## Work request
Copy every line of the data that includes the string "Road".

## Extracted entries
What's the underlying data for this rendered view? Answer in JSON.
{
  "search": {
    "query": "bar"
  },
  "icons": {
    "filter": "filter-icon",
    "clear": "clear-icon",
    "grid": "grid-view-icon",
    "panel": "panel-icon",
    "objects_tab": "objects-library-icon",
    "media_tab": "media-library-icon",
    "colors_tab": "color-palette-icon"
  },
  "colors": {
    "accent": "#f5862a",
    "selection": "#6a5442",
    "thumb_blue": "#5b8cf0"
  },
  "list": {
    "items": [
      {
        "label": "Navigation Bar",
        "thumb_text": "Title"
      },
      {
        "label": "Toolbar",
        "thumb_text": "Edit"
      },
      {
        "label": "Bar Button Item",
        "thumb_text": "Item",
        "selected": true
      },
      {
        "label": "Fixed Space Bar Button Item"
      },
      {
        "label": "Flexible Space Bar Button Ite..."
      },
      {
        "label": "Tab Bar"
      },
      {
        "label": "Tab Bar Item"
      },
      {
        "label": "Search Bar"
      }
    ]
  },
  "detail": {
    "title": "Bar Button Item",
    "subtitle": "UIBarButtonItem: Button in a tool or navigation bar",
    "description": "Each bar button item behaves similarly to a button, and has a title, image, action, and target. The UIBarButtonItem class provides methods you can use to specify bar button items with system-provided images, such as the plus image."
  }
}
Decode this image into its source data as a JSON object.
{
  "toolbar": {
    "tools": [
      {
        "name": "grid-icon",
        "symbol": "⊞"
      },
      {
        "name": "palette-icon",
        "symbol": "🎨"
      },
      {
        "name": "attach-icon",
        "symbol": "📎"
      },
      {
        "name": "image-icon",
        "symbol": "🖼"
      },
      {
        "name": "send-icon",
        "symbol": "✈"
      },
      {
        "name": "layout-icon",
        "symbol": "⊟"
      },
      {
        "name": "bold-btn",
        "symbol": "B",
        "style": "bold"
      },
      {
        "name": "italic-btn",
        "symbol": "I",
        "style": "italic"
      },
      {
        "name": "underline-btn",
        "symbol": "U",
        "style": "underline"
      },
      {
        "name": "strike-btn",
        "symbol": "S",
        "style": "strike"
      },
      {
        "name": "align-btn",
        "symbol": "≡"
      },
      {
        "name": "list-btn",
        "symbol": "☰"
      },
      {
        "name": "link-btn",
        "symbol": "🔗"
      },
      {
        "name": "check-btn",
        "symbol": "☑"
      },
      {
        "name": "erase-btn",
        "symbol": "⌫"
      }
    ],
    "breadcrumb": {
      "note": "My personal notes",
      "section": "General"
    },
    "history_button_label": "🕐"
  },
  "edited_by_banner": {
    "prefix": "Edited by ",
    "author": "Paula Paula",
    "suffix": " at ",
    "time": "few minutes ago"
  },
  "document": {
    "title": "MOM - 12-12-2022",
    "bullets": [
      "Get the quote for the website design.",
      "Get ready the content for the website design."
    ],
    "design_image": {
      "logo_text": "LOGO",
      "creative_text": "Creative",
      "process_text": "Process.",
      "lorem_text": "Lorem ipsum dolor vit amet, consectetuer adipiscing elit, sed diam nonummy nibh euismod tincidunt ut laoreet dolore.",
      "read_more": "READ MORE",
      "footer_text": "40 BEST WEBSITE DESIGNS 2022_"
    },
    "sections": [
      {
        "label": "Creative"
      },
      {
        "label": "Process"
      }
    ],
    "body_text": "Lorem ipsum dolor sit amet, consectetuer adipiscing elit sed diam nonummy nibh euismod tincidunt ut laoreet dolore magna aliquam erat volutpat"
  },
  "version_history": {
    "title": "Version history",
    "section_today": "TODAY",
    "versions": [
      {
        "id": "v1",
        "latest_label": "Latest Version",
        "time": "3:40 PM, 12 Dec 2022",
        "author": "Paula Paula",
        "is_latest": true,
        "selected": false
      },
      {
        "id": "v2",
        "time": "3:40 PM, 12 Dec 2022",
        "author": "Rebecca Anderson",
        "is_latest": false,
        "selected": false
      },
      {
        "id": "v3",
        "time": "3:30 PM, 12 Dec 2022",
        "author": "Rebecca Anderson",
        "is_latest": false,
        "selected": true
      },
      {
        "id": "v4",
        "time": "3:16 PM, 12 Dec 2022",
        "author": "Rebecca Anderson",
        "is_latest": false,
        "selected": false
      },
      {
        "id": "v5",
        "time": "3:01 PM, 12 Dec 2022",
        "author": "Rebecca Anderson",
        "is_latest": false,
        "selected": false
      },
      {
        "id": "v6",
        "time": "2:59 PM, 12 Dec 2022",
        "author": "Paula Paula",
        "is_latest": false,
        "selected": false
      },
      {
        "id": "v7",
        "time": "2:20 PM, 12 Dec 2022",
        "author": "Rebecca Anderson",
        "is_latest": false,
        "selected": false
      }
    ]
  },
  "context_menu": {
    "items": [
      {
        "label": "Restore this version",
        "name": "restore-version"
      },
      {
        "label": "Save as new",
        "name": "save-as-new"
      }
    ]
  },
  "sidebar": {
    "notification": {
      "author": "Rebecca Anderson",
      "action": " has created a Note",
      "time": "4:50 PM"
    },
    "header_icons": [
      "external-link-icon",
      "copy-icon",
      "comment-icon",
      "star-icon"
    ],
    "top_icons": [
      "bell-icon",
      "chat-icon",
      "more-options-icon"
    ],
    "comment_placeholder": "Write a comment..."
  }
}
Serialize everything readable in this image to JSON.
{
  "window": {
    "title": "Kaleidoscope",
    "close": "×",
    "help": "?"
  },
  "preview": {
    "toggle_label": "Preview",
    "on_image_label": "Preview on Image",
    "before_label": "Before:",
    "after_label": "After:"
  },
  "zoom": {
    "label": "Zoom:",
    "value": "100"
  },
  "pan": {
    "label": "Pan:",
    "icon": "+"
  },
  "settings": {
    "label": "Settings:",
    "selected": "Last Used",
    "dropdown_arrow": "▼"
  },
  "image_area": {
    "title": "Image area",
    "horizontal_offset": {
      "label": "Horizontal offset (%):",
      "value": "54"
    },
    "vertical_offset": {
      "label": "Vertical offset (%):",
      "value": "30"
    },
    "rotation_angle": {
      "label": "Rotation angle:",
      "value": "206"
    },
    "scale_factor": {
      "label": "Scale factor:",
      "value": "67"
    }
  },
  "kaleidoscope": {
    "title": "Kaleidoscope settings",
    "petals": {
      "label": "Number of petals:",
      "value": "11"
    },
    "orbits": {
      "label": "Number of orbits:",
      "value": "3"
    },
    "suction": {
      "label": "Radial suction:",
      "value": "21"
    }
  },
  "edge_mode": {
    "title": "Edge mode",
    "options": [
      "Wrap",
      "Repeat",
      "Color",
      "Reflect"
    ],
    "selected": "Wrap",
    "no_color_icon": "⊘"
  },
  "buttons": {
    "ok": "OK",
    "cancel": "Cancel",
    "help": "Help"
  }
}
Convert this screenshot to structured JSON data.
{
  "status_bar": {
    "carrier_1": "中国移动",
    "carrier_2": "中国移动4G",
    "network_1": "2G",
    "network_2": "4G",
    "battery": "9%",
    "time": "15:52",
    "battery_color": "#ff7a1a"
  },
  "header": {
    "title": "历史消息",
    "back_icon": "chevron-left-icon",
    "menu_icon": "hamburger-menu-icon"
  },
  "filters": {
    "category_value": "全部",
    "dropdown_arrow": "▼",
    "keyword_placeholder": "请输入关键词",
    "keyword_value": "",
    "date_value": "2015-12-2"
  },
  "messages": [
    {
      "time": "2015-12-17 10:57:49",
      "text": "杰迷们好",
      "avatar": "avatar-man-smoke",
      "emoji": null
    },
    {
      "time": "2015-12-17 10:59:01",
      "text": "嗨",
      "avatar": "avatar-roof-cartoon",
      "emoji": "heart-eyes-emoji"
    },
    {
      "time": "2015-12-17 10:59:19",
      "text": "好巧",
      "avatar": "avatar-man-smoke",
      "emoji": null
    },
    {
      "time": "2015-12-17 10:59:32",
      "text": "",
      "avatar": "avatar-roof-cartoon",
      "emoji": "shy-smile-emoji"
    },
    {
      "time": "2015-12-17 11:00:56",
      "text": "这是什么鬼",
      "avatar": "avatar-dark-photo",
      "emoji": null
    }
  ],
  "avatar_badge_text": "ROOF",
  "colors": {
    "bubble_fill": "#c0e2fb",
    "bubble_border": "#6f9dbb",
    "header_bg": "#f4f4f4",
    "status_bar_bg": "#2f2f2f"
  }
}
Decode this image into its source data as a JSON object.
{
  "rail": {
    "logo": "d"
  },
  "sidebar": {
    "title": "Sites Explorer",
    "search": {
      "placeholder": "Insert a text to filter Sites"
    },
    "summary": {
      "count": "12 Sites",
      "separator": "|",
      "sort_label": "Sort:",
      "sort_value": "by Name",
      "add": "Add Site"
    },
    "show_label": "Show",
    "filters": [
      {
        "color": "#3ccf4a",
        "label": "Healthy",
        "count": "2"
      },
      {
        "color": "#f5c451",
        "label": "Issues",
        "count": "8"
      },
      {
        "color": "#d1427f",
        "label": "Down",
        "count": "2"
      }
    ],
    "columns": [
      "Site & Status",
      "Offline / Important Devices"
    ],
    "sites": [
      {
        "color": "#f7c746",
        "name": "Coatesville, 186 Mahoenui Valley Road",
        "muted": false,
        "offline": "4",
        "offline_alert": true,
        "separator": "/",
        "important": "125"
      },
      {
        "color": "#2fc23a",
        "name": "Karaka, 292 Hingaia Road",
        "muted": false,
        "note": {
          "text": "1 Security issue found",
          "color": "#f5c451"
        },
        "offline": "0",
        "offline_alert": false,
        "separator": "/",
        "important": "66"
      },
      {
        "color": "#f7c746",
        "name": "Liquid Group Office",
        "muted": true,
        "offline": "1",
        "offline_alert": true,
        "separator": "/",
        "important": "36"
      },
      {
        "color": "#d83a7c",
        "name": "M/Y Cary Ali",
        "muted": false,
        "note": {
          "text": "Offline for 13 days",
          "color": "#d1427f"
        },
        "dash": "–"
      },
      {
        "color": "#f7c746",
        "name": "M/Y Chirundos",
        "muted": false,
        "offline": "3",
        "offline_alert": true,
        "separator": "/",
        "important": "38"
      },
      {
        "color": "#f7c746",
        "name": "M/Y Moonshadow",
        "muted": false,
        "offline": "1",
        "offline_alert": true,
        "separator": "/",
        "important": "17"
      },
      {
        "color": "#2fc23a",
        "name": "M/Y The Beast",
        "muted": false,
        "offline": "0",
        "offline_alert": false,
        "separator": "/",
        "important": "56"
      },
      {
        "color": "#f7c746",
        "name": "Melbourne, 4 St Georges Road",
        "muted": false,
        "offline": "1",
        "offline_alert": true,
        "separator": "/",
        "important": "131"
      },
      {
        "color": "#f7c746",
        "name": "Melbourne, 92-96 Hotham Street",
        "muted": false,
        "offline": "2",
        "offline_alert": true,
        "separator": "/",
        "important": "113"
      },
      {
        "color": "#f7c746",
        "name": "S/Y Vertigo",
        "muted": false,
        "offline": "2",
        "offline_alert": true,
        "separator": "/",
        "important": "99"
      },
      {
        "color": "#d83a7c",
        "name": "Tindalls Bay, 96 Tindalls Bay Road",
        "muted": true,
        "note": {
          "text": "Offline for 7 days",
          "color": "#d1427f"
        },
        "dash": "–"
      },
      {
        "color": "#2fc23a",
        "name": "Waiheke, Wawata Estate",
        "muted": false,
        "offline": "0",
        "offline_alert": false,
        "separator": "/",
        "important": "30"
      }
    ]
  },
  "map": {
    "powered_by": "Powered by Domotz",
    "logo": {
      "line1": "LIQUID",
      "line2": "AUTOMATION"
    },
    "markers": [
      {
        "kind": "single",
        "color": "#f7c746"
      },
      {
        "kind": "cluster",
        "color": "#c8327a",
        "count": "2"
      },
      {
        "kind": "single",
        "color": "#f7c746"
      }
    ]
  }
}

## Written answer
        "name": "Coatesville, 186 Mahoenui Valley Road",
        "name": "Karaka, 292 Hingaia Road",
        "name": "Melbourne, 4 St Georges Road",
        "name": "Tindalls Bay, 96 Tindalls Bay Road",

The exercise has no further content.